But you know who is actually in charge of my birth plan? My unborn baby who will not communicate this plan with me. She wants to come ten days late? She’s coming late. She wants me to be in labor for three days and join the world for the first time at 4 in the morning, so be it. If the pain of said labor is so strong I’ll need an epidural, I’m getting a fucking epidural.

This whole idea of a birth “plan” is really just a suggestion and an illusion of control that you truly don’t have. Some of my friends who wanted to go vaginal ended up having c-sections, and other friends who wanted c-sections have gone vaginal.

You don’t decide your birth process, your baby does. So why do people (men) hover around you like some kind of birthing mystic about your choices? I’ve been shamed for saying I wanted a vaginal birth by family friends (who all got c-sections) and I’ve been shamed by strangers for entertaining the idea of a c-section. They tell me about facts and statistics and about how bad it would be for my baby’s health to be born into the world on drugs if I got an epidural. I tell them I’m a c-section baby and I’ve had near perfect health my entire life.

We don’t shame anyone for having a painful medical procedure done without the use of drugs. As Jessi Klein said in her New York Times Op Ed “no one ever asks a man if he’s having a natural root canal.” So why do we put this pressure on women to suffer? It’s as if we place some kind of value on it as a way to convince women that if they suffer enough, it’ll prove their womanhood and make them a better mother. Some countries, like Italy just won the right in 2016 to have epidurals be part of their birth care. It’s actually a right women have fought for, and should always be our choice and our decision about if and when we want one.

Also, why are we so obsessed with breastfeeding? Before you come at me with data and statistics, let me clarify that I know why we push breastfeeding on women, but why do we SHAME women for when, where, and how long they breastfeed? Just the other day my landlord came over and asked me if I was going to breastfeed and he went on and on about how “easy” it is for women. Easy? All the friends, articles, and podcasts I’ve listened to on the topic tell me me it’s the hardest thing women will ever do in their life.

My decision about if and for how long truly isn’t anyone’s business but mine. And when most workplaces or public areas don’t even have a pumping room or clean area to breastfeed, why are we shocked when women struggle to figure out how to make it work? I don’t know, maybe it’s because our entire infrastructure, from no escalators in the subways for strollers to no pumping rooms at work, was designed by and for men!

It’s bad enough we shame women for the way they have babies and then chastise them for how they take care of those babies. But when we live in a country that provides literally no maternal or postpartum support, why do we think we have the audacity to tell women what they can and can not do?

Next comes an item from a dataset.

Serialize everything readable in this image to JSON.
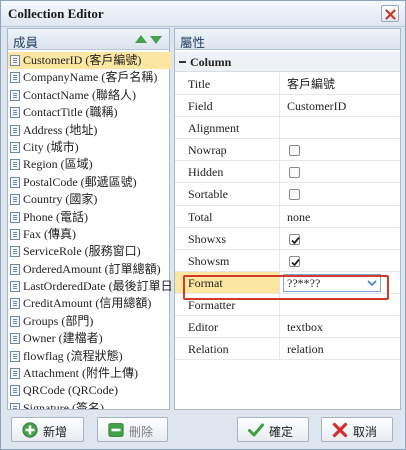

It reminds me of what’s happening with the #MeToo movement. When a man says something inappropriate, everyone can agree that he was in the wrong. But when we are talking about physical assault, questions ensue like “What was she wearing? Was she asking for it? How do we know it wasn’t consensual? Maybe SHE was giving mixed signals?”

There is this notion perpetuated by rape culture that women don’t know when or if an assault really happens to them because we assume women aren’t the authority of their bodies and men, ultimately, know best. In a patriarchal culture men are the authority of everything, including women’s experiences and choices. Whether it’s about sexual assault, the right and access to birth control, or how they want to deliver their babies. To top it off there is a subconscious tidal wave that silences women from being able to properly express and heal from these experiences because we know society won’t believe or support us.

As a victim of physical assault I know this narrative. I know the look of distrust and I’ve heard the conversations when women use their voice to talk about their experiences and their bodies.

But as long as my hormones are third-trimester-raging, I won’t be having any “conversations” about my choices. I might not live in a world that respect’s women’s rights, thoughts, and decisions but in my house I’m the authority of my body. And I’ll be having my baby in a way that best suits her health and my own.

 
by Erin, MotherhoodErin Bagwell